Flach (submarine)

From Wikipedia, the free encyclopedia
Jump to: navigation, search
Flach, plano original.jpg
Career CN Jack
Name: Flach
Laid down: 1866
Fate: Sank in Valparaiso bay on May 3, 1866
General characteristics
Displacement: ~50 tons
Length: 12.5 m (41 ft)
Beam: 2.5 m (8.2 ft)
Propulsion: pedals
Complement: 11
Armament: 2 cannons

Flach was the first submarine designed and built in Chile in 1866. It was lost on a test run the same year, and is believed to lie on the seabed of the bay of Valparaiso.

History[edit]

The Flach was built in 1866 at the request of the Chilean government, by Karl Flach, a German engineer and immigrant. It was the fifth submarine built in the world[1] and, along with a second submarine, was intended to defend the port of Valparaiso against attack by the Spanish navy during the Chincha Islands War. (The second vessel, built by Gustavo Heyermann, sank on its maiden voyage.)

Loss[edit]

Karl Flach and his son

On 3 May 1866, after several days of successful testing, Karl Flach, his son, and nine other Chilean and German crewmen boarded the submarine for another test run. During the test, the submarine sank for unknown reasons; it is now thought to lie at a depth of about 50 meters within the bay of Valparaiso. The Flach was located two days after the sinking by seamen from the English frigate HMS Leander, and a diver named John Wallace was able to see and draw the wreck, which was buried nose-down in the bay's sediment.
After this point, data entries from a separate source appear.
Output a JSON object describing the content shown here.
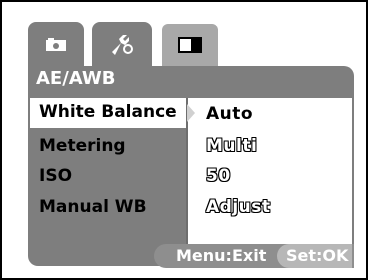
{
  "tabs": [
    {
      "icon": "camera-icon"
    },
    {
      "icon": "wrench-icon"
    },
    {
      "icon": "playback-icon"
    }
  ],
  "panel": {
    "title": "AE/AWB",
    "items": [
      {
        "label": "White Balance",
        "selected": true
      },
      {
        "label": "Metering",
        "selected": false
      },
      {
        "label": "ISO",
        "selected": false
      },
      {
        "label": "Manual WB",
        "selected": false
      }
    ]
  },
  "options": [
    {
      "label": "Auto",
      "selected": true
    },
    {
      "label": "Multi",
      "selected": false
    },
    {
      "label": "50",
      "selected": false
    },
    {
      "label": "Adjust",
      "selected": false
    }
  ],
  "footer": {
    "menu_label": "Menu:Exit",
    "set_label": "Set:OK"
  }
}
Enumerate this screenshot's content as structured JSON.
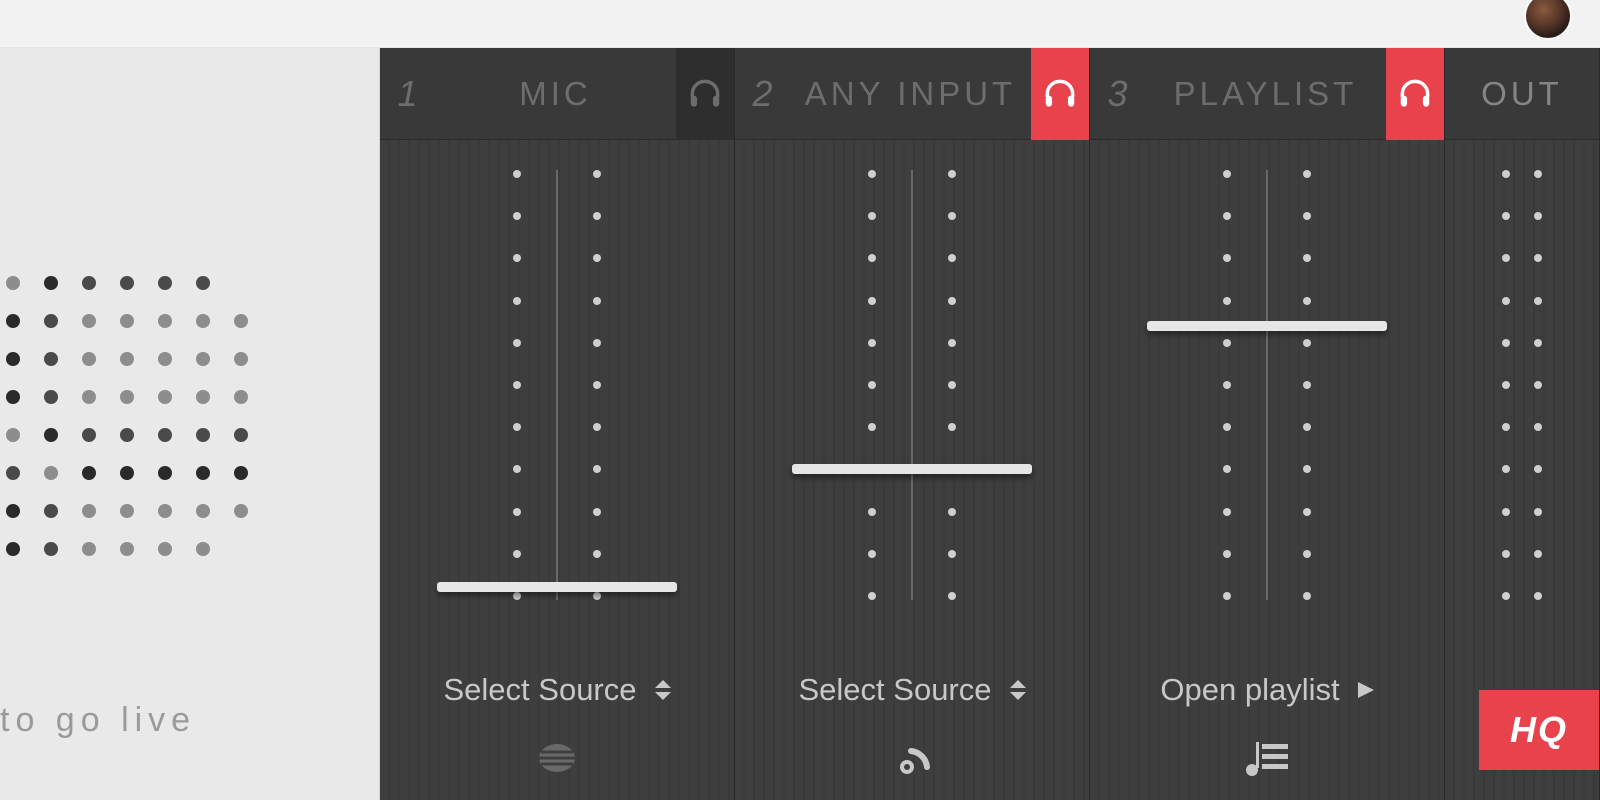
{
  "sidebar": {
    "go_live_text": "to go live"
  },
  "channels": [
    {
      "num": "1",
      "label": "MIC",
      "monitor_active": false,
      "source_label": "Select Source",
      "fader": 0.02,
      "footer_icon": "mic-grille"
    },
    {
      "num": "2",
      "label": "ANY INPUT",
      "monitor_active": true,
      "source_label": "Select Source",
      "fader": 0.3,
      "footer_icon": "stream"
    },
    {
      "num": "3",
      "label": "PLAYLIST",
      "monitor_active": true,
      "source_label": "Open playlist",
      "fader": 0.64,
      "footer_icon": "playlist"
    }
  ],
  "out": {
    "label": "OUT",
    "hq": "HQ"
  },
  "colors": {
    "accent": "#e8424c"
  }
}
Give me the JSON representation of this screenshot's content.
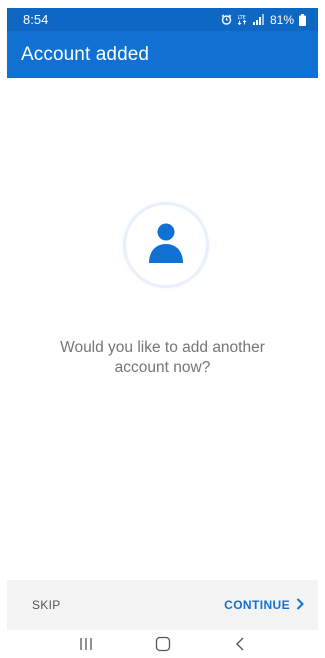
{
  "status_bar": {
    "time": "8:54",
    "battery": "81%",
    "icons": [
      "alarm-icon",
      "lte-icon",
      "signal-icon",
      "battery-icon"
    ],
    "network": "LTE"
  },
  "app_bar": {
    "title": "Account added"
  },
  "main": {
    "avatar_icon": "person-icon",
    "prompt": "Would you like to add another account now?"
  },
  "actions": {
    "skip_label": "SKIP",
    "continue_label": "CONTINUE",
    "continue_icon": "chevron-right-icon"
  },
  "nav_bar": {
    "icons": [
      "recent-apps-icon",
      "home-icon",
      "back-icon"
    ]
  },
  "colors": {
    "accent": "#1071d3",
    "status_bar": "#0f67c4",
    "action_bar_bg": "#f3f3f3",
    "prompt_text": "#757575"
  }
}
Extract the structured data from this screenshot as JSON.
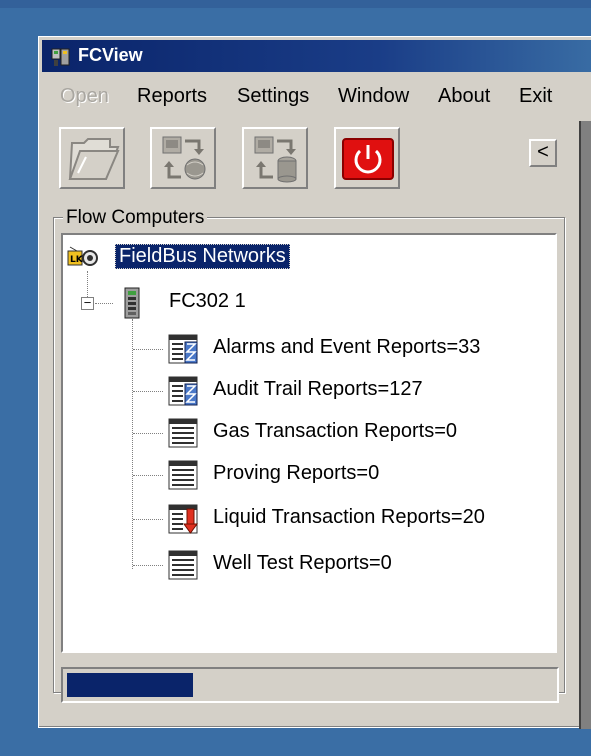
{
  "window": {
    "title": "FCView"
  },
  "menu": [
    {
      "label": "Open",
      "enabled": false
    },
    {
      "label": "Reports",
      "enabled": true
    },
    {
      "label": "Settings",
      "enabled": true
    },
    {
      "label": "Window",
      "enabled": true
    },
    {
      "label": "About",
      "enabled": true
    },
    {
      "label": "Exit",
      "enabled": true
    }
  ],
  "toolbar": {
    "buttons": [
      {
        "name": "open-folder",
        "icon": "folder-icon"
      },
      {
        "name": "network-transfer",
        "icon": "network-transfer-icon"
      },
      {
        "name": "database-transfer",
        "icon": "database-transfer-icon"
      },
      {
        "name": "power",
        "icon": "power-icon",
        "color": "#e01010"
      }
    ],
    "collapse_label": "<"
  },
  "group": {
    "label": "Flow Computers"
  },
  "tree": {
    "root": "FieldBus Networks",
    "device": "FC302 1",
    "reports": [
      {
        "label": "Alarms and Event Reports=33",
        "icon": "hourglass-report-icon"
      },
      {
        "label": "Audit Trail Reports=127",
        "icon": "hourglass-report-icon"
      },
      {
        "label": "Gas Transaction Reports=0",
        "icon": "report-icon"
      },
      {
        "label": "Proving Reports=0",
        "icon": "report-icon"
      },
      {
        "label": "Liquid Transaction Reports=20",
        "icon": "download-report-icon"
      },
      {
        "label": "Well Test Reports=0",
        "icon": "report-icon"
      }
    ]
  },
  "status": {
    "progress": 0.26,
    "progress_color": "#0a246a"
  },
  "colors": {
    "titlebar": "#0a246a",
    "selection": "#0a246a",
    "face": "#d4d0c8",
    "desktop": "#3a6ea5"
  }
}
According to some contemporary sources[who?], an attempt to raise the submarine failed because of its burial.

Present location[edit]

The Chilean Navy, with support from others, has searched for the submarine and intends to raise it after finding it, even though there is as yet no agreement on what to do with the remains of the eleven bodies thought to be inside. A finding of an object that appears to be the Flach was reported in El Mercurio de Valparaiso on 25 April 2007.[citation needed] However, the finding has not been confirmed, because, as of August 2007, sediment still has to be cleared away from the object.

See also[edit]

References[edit]

  1. ^ "Recovering Chile's 19th Century Shipwrecks in Valparaiso’s Port". The Santiago Times. 2006-11-25. Retrieved 2007-04-17. 

External links[edit]